Perhaps after such a gamut of tragic and harrowing dramatic expression, Tchaikovsky’s Fantasy-Overture “Romeo and Juliet” which followed was all just a bit much of a similar mode to take in! I appreciated the conductor letting us know that the piece was special for him, and I wondered whether at times he was “loving” it all a bit too much rather than letting parts of the music simply breathe and establish a more natural flow. Ask person B for his or her opinion and the impression could well be different; but I thought in places the expression was too “full on” at the beginning of a sequence for the music to be able to “go” anywhere except where the players started from. Particularly in the case of the wind choirs at the beginning and end of the work, I thought a lighter, more air-borne texture would have given the music more life and allowed the players room to deepen the expression as the sequences developed – here, it seemed to me that everybody was trying just a bit TOO hard!
That said, the work’s other sequences provided by turns plenty of excitement and lyrical warmth – apart from a too-eager horn at the beginning, the detailing from the different instrumental strands readily and precisely brought things to life – the timpani and the lower strings built the tension superbly just before the “fight” music, the strings’ swirling exchanges with the winds prepared the way excitingly for the brass and percussion interjections depicting the warring houses, and the combination of strings and cor anglais melted all hearts with the famous love-theme, the harp and strings sounding gorgeous together with the winds when creating a diaphanous resonance in the lovers’ wake.
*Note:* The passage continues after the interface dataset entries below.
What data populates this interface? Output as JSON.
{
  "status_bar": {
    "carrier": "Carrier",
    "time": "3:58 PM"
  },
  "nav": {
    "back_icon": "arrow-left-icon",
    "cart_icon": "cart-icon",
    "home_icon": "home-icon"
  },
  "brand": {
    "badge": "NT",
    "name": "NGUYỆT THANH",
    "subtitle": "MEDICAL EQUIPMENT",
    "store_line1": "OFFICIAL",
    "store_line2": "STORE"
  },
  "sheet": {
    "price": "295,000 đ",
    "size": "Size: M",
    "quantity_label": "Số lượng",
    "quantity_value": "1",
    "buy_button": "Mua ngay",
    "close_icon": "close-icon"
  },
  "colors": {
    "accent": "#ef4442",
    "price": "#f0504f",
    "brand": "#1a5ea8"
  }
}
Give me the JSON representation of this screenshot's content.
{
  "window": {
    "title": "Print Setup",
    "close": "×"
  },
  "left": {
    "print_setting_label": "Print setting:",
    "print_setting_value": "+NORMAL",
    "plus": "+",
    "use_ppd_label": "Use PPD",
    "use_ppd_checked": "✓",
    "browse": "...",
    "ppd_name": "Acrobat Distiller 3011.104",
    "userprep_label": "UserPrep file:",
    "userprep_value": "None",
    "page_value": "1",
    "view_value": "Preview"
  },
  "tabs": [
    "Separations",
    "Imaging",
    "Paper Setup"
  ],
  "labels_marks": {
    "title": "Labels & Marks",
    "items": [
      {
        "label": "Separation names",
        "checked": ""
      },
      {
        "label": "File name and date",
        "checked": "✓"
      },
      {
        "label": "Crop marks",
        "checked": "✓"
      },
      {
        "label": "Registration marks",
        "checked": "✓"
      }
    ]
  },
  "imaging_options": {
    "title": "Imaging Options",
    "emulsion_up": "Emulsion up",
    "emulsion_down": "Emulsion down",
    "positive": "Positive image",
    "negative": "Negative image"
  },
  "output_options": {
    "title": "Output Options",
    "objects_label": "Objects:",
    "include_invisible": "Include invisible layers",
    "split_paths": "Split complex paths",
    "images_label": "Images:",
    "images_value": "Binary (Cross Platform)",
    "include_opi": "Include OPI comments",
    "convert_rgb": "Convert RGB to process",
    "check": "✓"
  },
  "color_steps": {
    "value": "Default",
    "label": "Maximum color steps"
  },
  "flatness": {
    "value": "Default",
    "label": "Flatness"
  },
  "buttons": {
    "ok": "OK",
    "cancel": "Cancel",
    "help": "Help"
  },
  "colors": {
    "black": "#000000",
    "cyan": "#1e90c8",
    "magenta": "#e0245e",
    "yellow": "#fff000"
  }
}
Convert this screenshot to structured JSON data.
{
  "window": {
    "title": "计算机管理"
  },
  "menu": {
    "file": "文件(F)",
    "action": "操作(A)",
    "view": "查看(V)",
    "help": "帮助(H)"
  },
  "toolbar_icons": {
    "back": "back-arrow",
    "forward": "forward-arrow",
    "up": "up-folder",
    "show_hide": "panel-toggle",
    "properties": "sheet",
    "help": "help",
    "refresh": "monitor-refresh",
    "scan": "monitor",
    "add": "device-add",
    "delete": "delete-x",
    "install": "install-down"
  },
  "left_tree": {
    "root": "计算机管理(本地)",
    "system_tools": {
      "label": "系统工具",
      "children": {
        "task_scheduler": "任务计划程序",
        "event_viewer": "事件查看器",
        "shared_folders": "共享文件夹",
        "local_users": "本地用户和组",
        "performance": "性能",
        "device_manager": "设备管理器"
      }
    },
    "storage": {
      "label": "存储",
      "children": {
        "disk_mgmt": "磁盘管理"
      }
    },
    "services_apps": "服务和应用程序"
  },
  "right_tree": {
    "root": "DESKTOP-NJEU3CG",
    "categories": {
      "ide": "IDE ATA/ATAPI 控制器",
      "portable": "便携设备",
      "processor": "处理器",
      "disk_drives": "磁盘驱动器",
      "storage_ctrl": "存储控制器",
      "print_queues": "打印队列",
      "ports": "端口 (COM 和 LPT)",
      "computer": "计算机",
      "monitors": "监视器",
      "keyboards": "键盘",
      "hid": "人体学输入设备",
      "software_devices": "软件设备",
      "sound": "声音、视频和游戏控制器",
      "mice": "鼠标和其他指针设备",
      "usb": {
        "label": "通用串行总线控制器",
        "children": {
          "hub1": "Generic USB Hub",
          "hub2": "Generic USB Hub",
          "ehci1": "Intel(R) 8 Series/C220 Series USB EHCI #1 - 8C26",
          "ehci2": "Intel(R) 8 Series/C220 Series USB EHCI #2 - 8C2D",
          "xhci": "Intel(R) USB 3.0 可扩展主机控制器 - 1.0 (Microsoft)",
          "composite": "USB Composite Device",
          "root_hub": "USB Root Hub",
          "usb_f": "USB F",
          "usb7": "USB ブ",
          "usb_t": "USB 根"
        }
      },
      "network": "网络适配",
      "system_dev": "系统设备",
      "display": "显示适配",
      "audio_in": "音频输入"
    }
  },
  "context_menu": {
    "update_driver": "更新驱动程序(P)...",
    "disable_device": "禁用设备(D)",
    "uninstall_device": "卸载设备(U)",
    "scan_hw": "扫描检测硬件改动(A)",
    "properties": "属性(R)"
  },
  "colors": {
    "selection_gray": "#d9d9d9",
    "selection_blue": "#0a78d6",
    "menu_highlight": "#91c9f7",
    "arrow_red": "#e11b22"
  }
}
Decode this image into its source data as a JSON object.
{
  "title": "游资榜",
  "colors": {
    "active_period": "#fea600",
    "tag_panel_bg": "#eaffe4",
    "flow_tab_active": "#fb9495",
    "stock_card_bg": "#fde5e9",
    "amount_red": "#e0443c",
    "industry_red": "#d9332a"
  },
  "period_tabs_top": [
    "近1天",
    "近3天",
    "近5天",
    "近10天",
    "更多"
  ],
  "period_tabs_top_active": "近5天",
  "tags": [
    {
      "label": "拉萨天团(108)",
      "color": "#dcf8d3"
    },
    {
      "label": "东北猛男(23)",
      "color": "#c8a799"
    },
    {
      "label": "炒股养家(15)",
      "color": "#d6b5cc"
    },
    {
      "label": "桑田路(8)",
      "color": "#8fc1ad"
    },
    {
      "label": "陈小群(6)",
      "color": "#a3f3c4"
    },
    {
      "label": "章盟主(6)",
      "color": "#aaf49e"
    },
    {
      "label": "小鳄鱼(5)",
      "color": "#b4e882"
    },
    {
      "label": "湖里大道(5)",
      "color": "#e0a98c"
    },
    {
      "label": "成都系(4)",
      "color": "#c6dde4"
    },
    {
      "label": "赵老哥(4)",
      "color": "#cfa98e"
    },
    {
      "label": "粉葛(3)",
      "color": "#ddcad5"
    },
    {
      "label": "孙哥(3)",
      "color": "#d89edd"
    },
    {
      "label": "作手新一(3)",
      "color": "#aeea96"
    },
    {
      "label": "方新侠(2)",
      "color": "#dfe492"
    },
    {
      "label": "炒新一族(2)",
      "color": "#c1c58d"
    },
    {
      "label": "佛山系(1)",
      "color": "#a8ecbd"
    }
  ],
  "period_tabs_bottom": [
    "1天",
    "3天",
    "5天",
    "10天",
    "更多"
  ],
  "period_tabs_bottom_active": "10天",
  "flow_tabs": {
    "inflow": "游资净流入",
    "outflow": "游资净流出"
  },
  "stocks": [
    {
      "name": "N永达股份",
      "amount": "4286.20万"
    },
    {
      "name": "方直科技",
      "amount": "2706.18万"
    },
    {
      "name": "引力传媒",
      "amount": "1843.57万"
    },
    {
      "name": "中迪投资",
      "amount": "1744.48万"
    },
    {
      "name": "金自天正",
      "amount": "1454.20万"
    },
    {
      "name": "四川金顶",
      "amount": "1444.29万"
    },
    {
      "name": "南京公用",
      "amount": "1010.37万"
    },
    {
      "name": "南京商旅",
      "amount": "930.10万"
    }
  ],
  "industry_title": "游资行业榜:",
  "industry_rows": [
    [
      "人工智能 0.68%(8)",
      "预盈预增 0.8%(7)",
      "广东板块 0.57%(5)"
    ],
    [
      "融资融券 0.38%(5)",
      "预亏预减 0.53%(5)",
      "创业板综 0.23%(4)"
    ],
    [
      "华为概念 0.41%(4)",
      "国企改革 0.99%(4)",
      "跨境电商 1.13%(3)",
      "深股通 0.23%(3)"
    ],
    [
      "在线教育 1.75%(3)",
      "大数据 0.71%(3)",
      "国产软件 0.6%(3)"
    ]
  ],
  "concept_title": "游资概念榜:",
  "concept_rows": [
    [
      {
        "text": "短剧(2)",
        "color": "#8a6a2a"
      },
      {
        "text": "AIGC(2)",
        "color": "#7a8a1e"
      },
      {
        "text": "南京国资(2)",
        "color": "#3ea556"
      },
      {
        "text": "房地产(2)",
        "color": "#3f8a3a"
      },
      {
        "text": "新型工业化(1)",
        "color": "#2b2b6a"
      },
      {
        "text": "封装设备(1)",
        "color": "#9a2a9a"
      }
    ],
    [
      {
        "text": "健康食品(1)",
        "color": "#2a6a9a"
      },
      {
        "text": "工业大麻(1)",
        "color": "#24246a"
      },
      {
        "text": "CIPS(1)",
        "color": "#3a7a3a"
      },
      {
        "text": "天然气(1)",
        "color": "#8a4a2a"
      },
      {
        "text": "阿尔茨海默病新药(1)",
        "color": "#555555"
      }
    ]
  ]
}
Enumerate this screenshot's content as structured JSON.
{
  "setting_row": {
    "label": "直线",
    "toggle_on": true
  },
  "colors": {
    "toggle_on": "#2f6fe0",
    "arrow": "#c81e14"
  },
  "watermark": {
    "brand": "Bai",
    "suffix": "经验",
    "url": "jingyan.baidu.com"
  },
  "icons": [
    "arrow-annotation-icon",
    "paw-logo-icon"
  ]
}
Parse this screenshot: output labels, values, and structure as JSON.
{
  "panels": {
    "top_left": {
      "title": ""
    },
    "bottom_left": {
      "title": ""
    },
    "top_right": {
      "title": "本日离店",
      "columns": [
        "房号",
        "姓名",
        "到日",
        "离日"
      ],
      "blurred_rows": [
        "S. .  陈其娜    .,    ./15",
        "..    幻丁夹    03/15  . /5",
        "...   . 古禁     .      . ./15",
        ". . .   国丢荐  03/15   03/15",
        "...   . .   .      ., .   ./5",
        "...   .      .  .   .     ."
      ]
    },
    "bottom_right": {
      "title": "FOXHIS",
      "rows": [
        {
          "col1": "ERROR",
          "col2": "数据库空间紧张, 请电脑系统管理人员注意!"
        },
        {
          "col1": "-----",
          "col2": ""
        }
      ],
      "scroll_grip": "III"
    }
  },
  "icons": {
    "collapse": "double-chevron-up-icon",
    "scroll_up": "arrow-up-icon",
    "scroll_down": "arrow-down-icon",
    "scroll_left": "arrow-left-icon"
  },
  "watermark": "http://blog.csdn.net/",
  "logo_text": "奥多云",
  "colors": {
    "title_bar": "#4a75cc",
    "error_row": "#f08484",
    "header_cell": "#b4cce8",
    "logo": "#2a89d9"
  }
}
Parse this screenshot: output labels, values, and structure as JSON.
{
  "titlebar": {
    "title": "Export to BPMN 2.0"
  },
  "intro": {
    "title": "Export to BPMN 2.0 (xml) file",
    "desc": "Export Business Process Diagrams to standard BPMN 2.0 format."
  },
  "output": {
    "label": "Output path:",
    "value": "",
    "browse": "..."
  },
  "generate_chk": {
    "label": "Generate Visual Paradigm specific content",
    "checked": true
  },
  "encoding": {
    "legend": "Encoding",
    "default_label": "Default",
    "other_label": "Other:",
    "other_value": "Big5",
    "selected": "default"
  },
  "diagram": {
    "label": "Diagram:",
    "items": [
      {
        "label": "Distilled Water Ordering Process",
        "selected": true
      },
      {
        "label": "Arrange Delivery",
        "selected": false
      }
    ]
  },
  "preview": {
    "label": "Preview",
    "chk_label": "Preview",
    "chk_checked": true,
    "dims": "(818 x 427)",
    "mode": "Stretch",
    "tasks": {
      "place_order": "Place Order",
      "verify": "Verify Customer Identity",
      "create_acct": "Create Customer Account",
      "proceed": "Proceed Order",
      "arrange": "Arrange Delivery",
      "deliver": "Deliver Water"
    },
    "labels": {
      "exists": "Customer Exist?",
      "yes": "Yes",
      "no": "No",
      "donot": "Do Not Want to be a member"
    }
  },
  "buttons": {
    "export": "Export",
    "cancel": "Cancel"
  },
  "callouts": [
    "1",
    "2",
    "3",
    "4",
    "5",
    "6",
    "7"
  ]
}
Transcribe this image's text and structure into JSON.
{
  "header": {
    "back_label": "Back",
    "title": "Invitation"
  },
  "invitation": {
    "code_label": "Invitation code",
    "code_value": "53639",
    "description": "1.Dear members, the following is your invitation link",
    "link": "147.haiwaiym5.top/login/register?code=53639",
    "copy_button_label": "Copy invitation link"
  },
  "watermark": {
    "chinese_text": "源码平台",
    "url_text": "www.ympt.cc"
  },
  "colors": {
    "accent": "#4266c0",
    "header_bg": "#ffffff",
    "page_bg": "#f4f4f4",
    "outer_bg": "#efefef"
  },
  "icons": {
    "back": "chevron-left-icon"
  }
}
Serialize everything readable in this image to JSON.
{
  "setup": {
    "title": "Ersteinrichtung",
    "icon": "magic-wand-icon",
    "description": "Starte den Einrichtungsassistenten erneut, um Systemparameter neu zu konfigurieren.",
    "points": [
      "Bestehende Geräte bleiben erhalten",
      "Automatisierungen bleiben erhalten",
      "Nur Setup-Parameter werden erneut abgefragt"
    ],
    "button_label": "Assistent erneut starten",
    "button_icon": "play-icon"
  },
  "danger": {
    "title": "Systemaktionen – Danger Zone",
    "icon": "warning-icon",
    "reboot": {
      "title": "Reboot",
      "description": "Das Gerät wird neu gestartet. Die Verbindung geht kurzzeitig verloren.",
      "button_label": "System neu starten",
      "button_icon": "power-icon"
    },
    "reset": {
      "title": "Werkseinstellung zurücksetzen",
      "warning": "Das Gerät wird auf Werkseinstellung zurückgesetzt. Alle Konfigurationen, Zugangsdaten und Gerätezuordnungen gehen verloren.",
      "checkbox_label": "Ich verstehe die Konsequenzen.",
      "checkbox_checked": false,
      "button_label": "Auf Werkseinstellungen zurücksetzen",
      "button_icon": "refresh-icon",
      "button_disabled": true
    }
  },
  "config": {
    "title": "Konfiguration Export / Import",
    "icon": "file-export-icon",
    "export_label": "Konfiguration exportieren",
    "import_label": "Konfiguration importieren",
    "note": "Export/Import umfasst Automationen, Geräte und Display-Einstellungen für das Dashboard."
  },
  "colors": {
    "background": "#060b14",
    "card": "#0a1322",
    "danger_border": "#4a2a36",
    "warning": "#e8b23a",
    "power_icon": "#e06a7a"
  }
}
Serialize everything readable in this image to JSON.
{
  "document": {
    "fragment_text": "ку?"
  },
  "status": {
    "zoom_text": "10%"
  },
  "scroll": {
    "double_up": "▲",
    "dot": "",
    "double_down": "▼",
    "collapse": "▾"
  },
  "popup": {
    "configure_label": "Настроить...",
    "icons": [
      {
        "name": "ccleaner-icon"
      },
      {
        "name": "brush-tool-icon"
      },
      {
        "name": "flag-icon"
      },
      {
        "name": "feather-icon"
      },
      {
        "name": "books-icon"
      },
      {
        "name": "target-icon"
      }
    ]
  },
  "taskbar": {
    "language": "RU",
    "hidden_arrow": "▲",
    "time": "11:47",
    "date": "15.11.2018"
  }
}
The return of the “fight”music created even more tension a second time round with great work from the horns, and the strings brandishing great attack and holding tightly-wrought rhythms, so important in this music. The heavy brass made splendid sounds, while the trumpets, fallible at their first big entry, rallied and delivered, contributing to the excitement – amid the exhaustion of these energies, the conductor drove his winds and strings onward to that incredible upsurge of feeling which flooded in with the love theme’s return, the strings giving all they had with real passion and commitment. One more frenzied upsurge of energy and the music most satisfyingly collapsed, all passions spent, everybody having played their hearts out! A pity that the brass, having done such sterling work throughout were a degree or so too loud for the timpani’s deathly, funereal drumbeats to be heard, though a friend I sat with who was an ex-brass player commented on the difficulty for the players of keeping the instruments’ tones really soft. Though I thought the winds also gave too generously at the end, I thought the strings positively celestial in their rising figure, with the thunderous timpani and powerful brass giving us a most emphatic conclusion to the concert.
I haven’t given sufficient attention to Andrew Atkins’ direction throughout – though parts of the Tchaikovsky I thought needed a lighter touch, I was riveted by his work with the players for the rest of the time – the responses he got from the orchestra throughout the afternoon’s music-making produced, to my way of thinking, a truly memorable musical occasion.